From left to right: Quang Bui (ECON 2105), Carlos Garcia (ECON 2105), Marina Chaji (ECON 2106), Caitlin Durgin (ECON 2105), & Yuromeng Wang (ECON 2106)
Not Pictured: Preeti Chachlani (ECON 2105), Bolivar Cardenas (ECON 2106), & Guyesha Blackshear (ECON 2106)
From left to right: Ivy Mallard (HIST 2110), Quinn Olansky (HIST 2110), Summer Clark (HIST 1112), Alexandra Hiten (HIST 2110), & Peter Nguyen (HIST 1112)
Back row from left to right: Steven Kent (MATH 2212), Neil Dane Gutlay (MATH 2211), & Brian Cabau (MATH 2212)
Front row from left to right: Swara Vyas (MATH 2212), Rachel Davis (2211), Iman Niazi (MATH 2212), & Mahsa Roosta (MATH 2201)
Back row from left to right: David Shuck (PHIL 1010), Gunnar Footh (PHIL 1010), Eric Dobbie (PHIL 2010), Hugo Alvarado (PHIL 1010), & Houston Newman (PHIL 1010)
Front row from left to right: Hanyu Liu (PHIL 1010), Courtney Klima (PHIL 1010), Matt Kelley (PHIL 1010), & Jared Corbett (PHIL 1010)
Not Pictured: Lucas Opgenorth (PHIL 1010), Rachel Lehmann (PHIL 1010), Anita Unrau (PHIL 1010), & Wardi Abdi (PHIL 2010)

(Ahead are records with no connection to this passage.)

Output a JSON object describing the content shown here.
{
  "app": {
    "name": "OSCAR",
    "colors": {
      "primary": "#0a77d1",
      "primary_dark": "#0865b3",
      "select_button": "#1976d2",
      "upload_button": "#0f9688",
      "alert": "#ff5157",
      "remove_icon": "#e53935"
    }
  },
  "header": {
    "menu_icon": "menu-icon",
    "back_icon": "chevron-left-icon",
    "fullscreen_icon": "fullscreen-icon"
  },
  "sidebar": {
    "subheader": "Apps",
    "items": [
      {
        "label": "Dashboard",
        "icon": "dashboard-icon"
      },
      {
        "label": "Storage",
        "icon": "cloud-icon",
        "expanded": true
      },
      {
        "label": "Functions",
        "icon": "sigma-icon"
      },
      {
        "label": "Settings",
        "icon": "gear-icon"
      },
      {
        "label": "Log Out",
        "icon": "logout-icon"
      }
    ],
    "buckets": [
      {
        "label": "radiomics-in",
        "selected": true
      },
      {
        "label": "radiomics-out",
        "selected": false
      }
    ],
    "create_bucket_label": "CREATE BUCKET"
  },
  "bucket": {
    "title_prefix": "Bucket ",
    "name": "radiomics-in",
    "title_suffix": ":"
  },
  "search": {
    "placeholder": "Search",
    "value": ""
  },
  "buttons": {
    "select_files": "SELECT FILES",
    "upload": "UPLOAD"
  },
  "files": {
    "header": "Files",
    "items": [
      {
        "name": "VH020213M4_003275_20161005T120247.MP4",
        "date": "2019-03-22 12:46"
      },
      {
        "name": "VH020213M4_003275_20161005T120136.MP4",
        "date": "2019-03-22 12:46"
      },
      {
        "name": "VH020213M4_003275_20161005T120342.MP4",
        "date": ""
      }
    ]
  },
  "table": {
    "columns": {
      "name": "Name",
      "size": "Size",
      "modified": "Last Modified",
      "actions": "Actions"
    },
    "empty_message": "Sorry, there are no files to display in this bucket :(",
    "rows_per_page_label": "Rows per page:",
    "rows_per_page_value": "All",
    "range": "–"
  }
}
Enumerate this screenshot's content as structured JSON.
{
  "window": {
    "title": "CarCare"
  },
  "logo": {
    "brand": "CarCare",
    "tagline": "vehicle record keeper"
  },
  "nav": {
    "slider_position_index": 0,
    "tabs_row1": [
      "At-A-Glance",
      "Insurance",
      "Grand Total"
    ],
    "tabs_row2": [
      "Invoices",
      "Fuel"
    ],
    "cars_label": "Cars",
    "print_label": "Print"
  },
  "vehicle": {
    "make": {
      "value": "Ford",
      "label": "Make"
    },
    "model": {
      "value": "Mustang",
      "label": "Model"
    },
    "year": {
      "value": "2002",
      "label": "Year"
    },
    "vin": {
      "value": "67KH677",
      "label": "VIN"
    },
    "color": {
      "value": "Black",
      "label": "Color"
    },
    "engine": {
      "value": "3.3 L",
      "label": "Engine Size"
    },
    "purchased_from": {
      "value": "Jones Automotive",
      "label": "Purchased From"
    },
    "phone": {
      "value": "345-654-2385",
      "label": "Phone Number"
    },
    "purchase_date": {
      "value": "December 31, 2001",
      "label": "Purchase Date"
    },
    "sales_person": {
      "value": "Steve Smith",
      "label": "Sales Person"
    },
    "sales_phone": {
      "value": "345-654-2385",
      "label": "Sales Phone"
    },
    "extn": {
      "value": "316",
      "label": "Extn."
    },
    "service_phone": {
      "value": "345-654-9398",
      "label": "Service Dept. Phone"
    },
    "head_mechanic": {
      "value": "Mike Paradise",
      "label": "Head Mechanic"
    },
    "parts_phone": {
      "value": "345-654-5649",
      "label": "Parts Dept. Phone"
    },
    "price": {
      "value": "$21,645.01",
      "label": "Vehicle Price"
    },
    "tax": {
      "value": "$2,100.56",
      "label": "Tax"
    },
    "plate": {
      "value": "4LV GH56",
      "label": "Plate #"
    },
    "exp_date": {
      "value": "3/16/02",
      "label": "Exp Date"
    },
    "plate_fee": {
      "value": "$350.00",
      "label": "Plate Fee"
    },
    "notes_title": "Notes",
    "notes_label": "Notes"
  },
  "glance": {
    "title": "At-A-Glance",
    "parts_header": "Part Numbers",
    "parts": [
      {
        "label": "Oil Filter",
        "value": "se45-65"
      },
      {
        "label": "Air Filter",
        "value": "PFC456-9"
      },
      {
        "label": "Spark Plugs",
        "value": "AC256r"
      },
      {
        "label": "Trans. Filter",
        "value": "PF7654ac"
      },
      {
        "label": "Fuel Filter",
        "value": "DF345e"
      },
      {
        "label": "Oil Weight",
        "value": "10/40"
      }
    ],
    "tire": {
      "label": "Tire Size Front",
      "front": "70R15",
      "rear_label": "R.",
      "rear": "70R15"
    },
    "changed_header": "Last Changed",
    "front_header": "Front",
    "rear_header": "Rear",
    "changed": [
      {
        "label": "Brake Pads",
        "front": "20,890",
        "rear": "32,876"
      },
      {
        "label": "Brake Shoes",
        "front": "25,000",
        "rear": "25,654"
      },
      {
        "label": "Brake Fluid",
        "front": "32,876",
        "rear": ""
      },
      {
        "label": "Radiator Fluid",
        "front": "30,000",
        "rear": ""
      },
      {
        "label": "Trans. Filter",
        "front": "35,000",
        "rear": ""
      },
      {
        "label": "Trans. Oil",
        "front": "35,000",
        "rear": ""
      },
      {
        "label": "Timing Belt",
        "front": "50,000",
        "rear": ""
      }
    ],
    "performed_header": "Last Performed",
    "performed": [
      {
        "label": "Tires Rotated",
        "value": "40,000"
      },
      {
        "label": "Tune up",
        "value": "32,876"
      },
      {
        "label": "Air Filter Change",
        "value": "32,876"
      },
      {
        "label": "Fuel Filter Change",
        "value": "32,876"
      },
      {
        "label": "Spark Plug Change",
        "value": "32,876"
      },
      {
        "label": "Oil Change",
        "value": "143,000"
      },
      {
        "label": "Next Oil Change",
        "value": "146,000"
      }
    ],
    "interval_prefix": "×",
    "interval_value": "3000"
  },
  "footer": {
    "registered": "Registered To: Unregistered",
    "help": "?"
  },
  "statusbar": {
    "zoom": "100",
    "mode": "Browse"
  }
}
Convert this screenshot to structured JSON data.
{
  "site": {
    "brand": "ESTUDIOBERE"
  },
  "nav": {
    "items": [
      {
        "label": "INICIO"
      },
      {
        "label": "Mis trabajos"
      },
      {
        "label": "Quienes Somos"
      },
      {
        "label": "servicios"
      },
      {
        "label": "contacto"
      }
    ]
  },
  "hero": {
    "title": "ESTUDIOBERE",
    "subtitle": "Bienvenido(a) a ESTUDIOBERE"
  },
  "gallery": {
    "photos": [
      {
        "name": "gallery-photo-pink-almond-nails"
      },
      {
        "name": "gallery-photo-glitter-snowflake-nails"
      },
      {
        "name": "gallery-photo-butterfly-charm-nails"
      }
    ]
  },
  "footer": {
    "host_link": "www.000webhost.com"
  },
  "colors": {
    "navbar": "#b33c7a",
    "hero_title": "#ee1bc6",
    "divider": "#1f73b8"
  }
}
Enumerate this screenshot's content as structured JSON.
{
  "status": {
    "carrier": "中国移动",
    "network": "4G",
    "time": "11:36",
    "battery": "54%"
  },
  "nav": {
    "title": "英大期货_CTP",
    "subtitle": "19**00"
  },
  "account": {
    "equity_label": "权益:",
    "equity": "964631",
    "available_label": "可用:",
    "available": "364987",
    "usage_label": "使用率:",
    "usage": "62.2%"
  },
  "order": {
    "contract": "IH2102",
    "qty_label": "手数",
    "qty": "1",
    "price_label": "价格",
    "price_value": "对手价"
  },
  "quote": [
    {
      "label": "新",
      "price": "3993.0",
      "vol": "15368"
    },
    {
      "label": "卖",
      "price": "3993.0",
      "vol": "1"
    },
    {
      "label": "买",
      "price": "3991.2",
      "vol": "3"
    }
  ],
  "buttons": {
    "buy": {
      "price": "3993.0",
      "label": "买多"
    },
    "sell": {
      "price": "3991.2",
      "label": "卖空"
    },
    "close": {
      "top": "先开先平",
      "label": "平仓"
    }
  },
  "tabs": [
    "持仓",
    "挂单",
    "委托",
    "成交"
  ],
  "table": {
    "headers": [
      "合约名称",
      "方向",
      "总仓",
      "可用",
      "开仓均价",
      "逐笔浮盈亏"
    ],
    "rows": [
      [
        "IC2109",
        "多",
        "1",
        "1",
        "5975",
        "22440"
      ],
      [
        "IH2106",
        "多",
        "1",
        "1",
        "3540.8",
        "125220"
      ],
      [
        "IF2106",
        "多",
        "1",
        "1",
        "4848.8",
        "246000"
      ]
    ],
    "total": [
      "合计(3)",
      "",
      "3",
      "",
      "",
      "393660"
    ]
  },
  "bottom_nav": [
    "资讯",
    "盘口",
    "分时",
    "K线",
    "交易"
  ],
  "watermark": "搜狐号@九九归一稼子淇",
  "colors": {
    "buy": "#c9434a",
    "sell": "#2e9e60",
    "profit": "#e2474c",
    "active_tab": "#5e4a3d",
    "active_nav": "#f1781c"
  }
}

From left to right: Molly Gray (POLS 1101), Victoria Justice (POLS 1101), Richard Ortiz (POLS 2401), & Mary Oguoma-Richards (POLS 2401)